The number one thing is to hustle hard and work hard and to seek out different opportunities. I wouldn’t get trapped in one path. It may seem like everyone is doing the same thing, such as finance or going to the same college, but I would actually look for things to do that are different and that are off the beaten path so you can learn about yourself. People will take notice.

I never imagined that I would be an online content lead, but it really fits my experience because I’m passionate about tech and teaching. When you’re passionate about something, those jobs and opportunities will open up, but you have to show that you are passionate. You have to find the right opportunities.

If you were hiring an intern, what are the top 3 traits that you would look for?

1. Working hard. That doesn’t even mean staying at work until it is late, it just means doing a task and doing it well.

2. Collaboration. I want people who work well with others.

3. Being a fun, nice person to work with. At work you should be able to enjoy spending time with people.

You’ve been out of school for five years. How did you transition from college life to “the real world?”

I think school life is real. If you’re creating the right life for yourself at college, it should be hard and it should mean staying up late and working. I feel like the things that I did at school were not that different than what I do now. At school, I was waking up early and going to work and working on a lot of different projects. I had a lot of deadlines and worked with many people. Be flexible and realize that you’re going to be terrible at a lot of things.

You went to the Stanford University School of Education. Where does your interest in education come from?

I’ve always been into education, even in elementary school and middle school. I always tutored kids and had an interest in education. I’m very passionate about it.

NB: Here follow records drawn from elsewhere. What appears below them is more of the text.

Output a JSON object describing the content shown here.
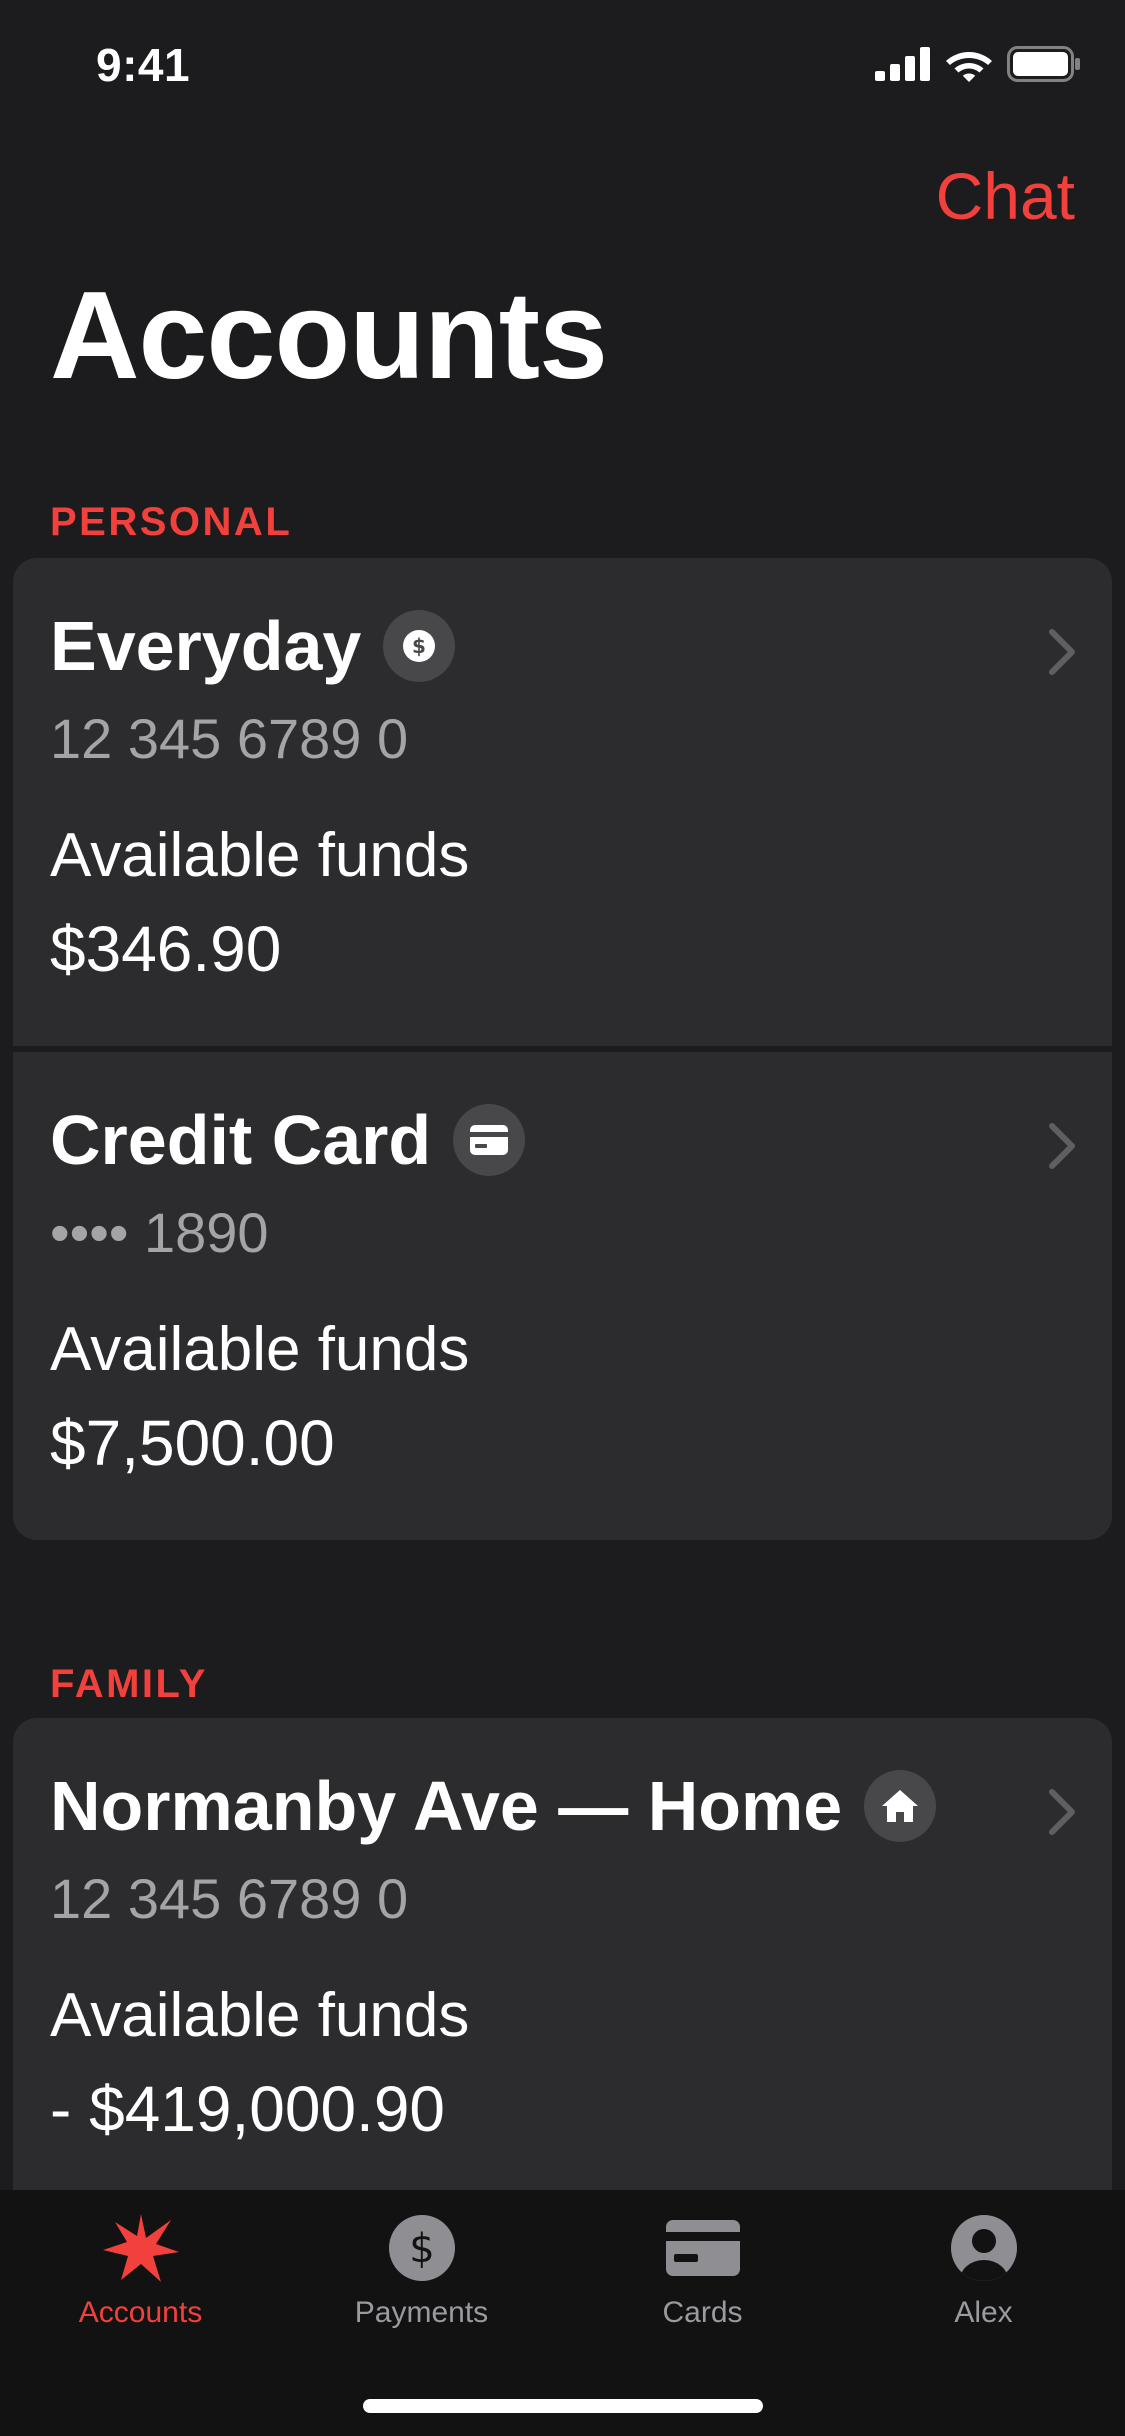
{
  "status_bar": {
    "time": "9:41"
  },
  "header": {
    "chat_label": "Chat",
    "title": "Accounts"
  },
  "sections": [
    {
      "title": "PERSONAL",
      "accounts": [
        {
          "name": "Everyday",
          "icon": "dollar-icon",
          "number": "12 345 6789 0",
          "funds_label": "Available funds",
          "funds_value": "$346.90"
        },
        {
          "name": "Credit Card",
          "icon": "credit-card-icon",
          "number": "•••• 1890",
          "funds_label": "Available funds",
          "funds_value": "$7,500.00"
        }
      ]
    },
    {
      "title": "FAMILY",
      "accounts": [
        {
          "name": "Normanby Ave — Home",
          "icon": "home-icon",
          "number": "12 345 6789 0",
          "funds_label": "Available funds",
          "funds_value": "- $419,000.90"
        }
      ]
    }
  ],
  "tab_bar": {
    "tabs": [
      {
        "label": "Accounts",
        "icon": "star-logo-icon",
        "active": true
      },
      {
        "label": "Payments",
        "icon": "dollar-circle-icon",
        "active": false
      },
      {
        "label": "Cards",
        "icon": "card-icon",
        "active": false
      },
      {
        "label": "Alex",
        "icon": "person-icon",
        "active": false
      }
    ]
  },
  "colors": {
    "accent": "#f2413d",
    "background": "#1c1c1e",
    "card": "#2c2c2e",
    "tab_bar": "#121212",
    "secondary_text": "#a3a3a8"
  }
}
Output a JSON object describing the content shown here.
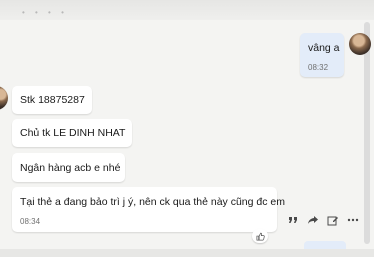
{
  "conversation": {
    "outgoing": {
      "text": "vâng a",
      "time": "08:32"
    },
    "incoming": [
      {
        "text": "Stk 18875287"
      },
      {
        "text": "Chủ tk LE DINH NHAT"
      },
      {
        "text": "Ngân hàng acb e nhé"
      },
      {
        "text": "Tại thẻ a đang bảo trì j ý, nên ck qua thẻ này cũng đc em",
        "time": "08:34"
      }
    ]
  },
  "message_actions": [
    "quote-icon",
    "forward-icon",
    "edit-icon",
    "more-icon"
  ],
  "reaction": {
    "icon": "thumbs-up-icon"
  },
  "colors": {
    "chat_background": "#f4f4f2",
    "incoming_bubble": "#ffffff",
    "outgoing_bubble": "#e3ecf9",
    "action_icon": "#4a4a4a"
  }
}
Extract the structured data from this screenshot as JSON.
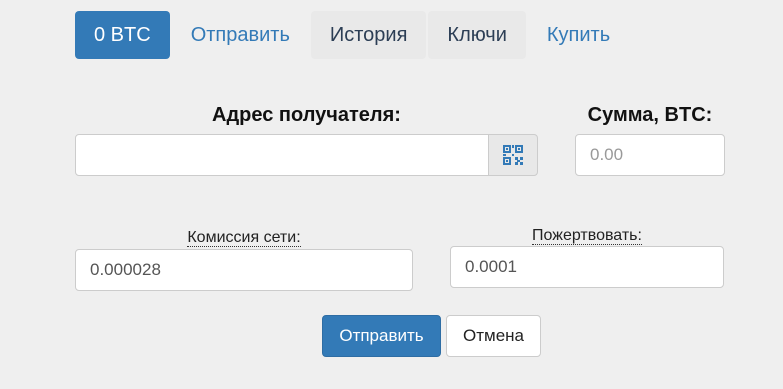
{
  "nav": {
    "balance": "0 BTC",
    "send": "Отправить",
    "history": "История",
    "keys": "Ключи",
    "buy": "Купить"
  },
  "form": {
    "recipient_label": "Адрес получателя:",
    "recipient_value": "",
    "recipient_placeholder": "",
    "qr_icon": "qr-code-icon",
    "amount_label": "Сумма, BTC:",
    "amount_value": "",
    "amount_placeholder": "0.00",
    "fee_label": "Комиссия сети:",
    "fee_value": "0.000028",
    "donate_label": "Пожертвовать:",
    "donate_value": "0.0001",
    "submit_label": "Отправить",
    "cancel_label": "Отмена"
  },
  "colors": {
    "primary": "#337ab7",
    "background": "#efefef"
  }
}
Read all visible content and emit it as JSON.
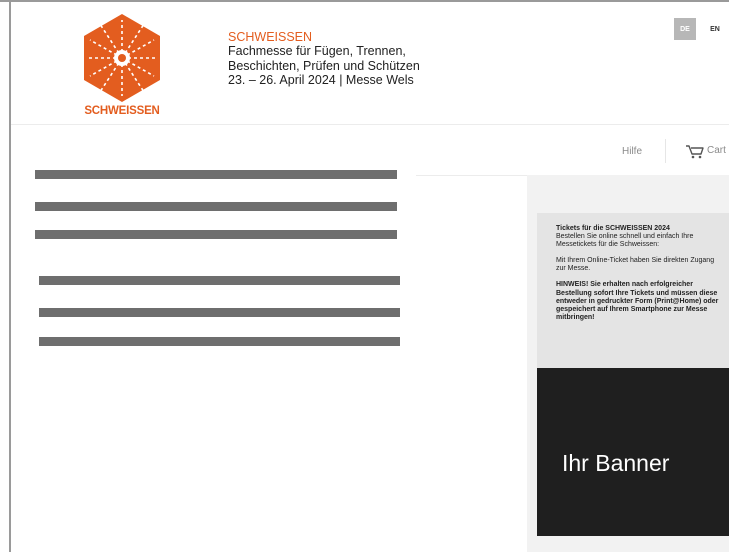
{
  "brand": {
    "logo_text": "SCHWEISSEN",
    "accent_color": "#e35d1f"
  },
  "event": {
    "name": "SCHWEISSEN",
    "tagline_line1": "Fachmesse für Fügen, Trennen,",
    "tagline_line2": "Beschichten, Prüfen und Schützen",
    "dates": "23. – 26. April 2024 | Messe Wels"
  },
  "language": {
    "options": [
      "DE",
      "EN"
    ],
    "active": "DE"
  },
  "nav": {
    "help_label": "Hilfe",
    "cart_label": "Cart",
    "cart_icon": "shopping-cart-icon"
  },
  "info_box": {
    "heading": "Tickets für die SCHWEISSEN 2024",
    "intro": "Bestellen Sie online schnell und einfach Ihre Messetickets für die Schweissen:",
    "access_note": "Mit Ihrem Online-Ticket haben Sie direkten Zugang zur Messe.",
    "notice": "HINWEIS! Sie erhalten nach erfolgreicher Bestellung sofort Ihre Tickets und müssen diese entweder in gedruckter Form (Print@Home) oder gespeichert auf Ihrem Smartphone zur Messe mitbringen!"
  },
  "banner": {
    "label": "Ihr Banner"
  }
}
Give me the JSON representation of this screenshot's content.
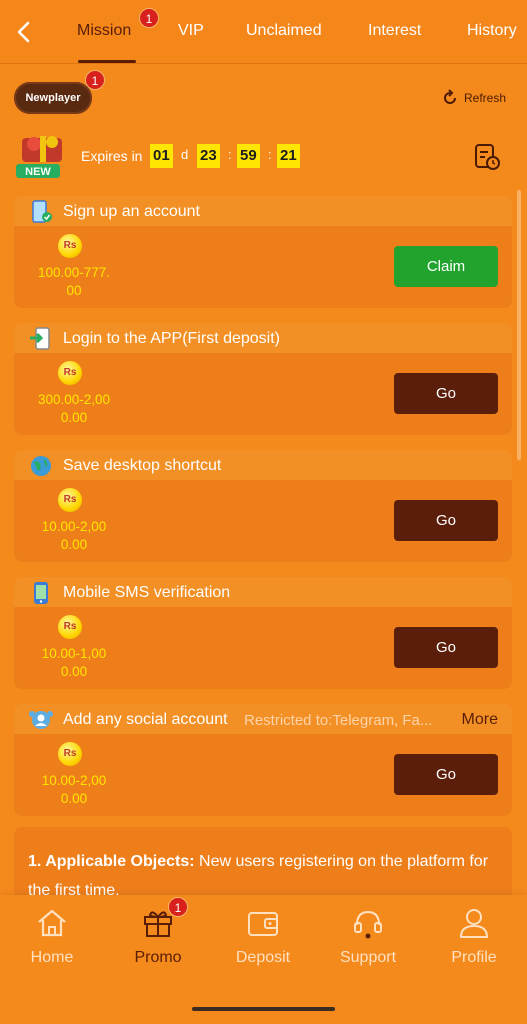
{
  "tabs": [
    {
      "label": "Mission",
      "active": true,
      "badge": "1"
    },
    {
      "label": "VIP"
    },
    {
      "label": "Unclaimed"
    },
    {
      "label": "Interest"
    },
    {
      "label": "History"
    }
  ],
  "newplayer": {
    "label": "Newplayer",
    "badge": "1"
  },
  "refresh_label": "Refresh",
  "promo": {
    "gift_tag": "NEW",
    "expires_label": "Expires in",
    "days": "01",
    "day_unit": "d",
    "hours": "23",
    "minutes": "59",
    "seconds": "21",
    "sep": ":"
  },
  "currency_icon": "Rs",
  "missions": [
    {
      "title": "Sign up an account",
      "amount_line1": "100.00-777.",
      "amount_line2": "00",
      "button": "Claim",
      "icon": "phone-check-icon"
    },
    {
      "title": "Login to the APP(First deposit)",
      "amount_line1": "300.00-2,00",
      "amount_line2": "0.00",
      "button": "Go",
      "icon": "login-app-icon"
    },
    {
      "title": "Save desktop shortcut",
      "amount_line1": "10.00-2,00",
      "amount_line2": "0.00",
      "button": "Go",
      "icon": "globe-icon"
    },
    {
      "title": "Mobile SMS verification",
      "amount_line1": "10.00-1,00",
      "amount_line2": "0.00",
      "button": "Go",
      "icon": "phone-icon"
    },
    {
      "title": "Add any social account",
      "restricted": "Restricted to:Telegram, Fa...",
      "more": "More",
      "amount_line1": "10.00-2,00",
      "amount_line2": "0.00",
      "button": "Go",
      "icon": "social-icon"
    }
  ],
  "description": {
    "heading": "1. Applicable Objects:",
    "text": " New users registering on the platform for the first time."
  },
  "bottom_nav": [
    {
      "label": "Home",
      "icon": "home-icon"
    },
    {
      "label": "Promo",
      "icon": "gift-icon",
      "active": true,
      "badge": "1"
    },
    {
      "label": "Deposit",
      "icon": "wallet-icon"
    },
    {
      "label": "Support",
      "icon": "headset-icon"
    },
    {
      "label": "Profile",
      "icon": "user-icon"
    }
  ],
  "colors": {
    "background": "#f58a1c",
    "accent_dark": "#5a1e0a",
    "claim": "#22a32e",
    "timer": "#ffe600",
    "badge": "#d8201c"
  }
}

How did you decide where to go to grad school?

I care about education so I took some classes at Claremont Graduate University (CGU) and it was going really well. When Stanford came to campus, I was on my way to England for a debate tournament. I had my big suitcase but I was the only one who showed up to meet them. I met the head of admissions and she was excited to meet me. They had to sell me on the program, like why would I go to a program that was more expensive?

It came down between Stanford and CGU, which are both great programs. For me, I realized that their ideology was the same about teaching so I decided that it was time to try something new and get out of Claremont.

What activities were you involved in throughout high school and college? Were there any experiences that were most memorable or life changing?

A lot. I was president of the tech association, editor of the paper, I played the bassoon, and I volunteered a lot. In college, I was involved in debate and tech. With debate, I started teaching kids who were new to debate. I started debate my first day of college.

What motivates you in your everyday life – at the office and/or during your personal time?

I like feeling like I’m making stuff that matters. I like to have fun and I like to be with friends and family. I like feeling like I’m connected to people.

Who is your role model?

My mom, of course. She’s awesome. She works very hard, she’s smart, and she works very well with kids.

What advice would you give your 20-year-old self?

Nothing. I made mistakes, but you just have to do it.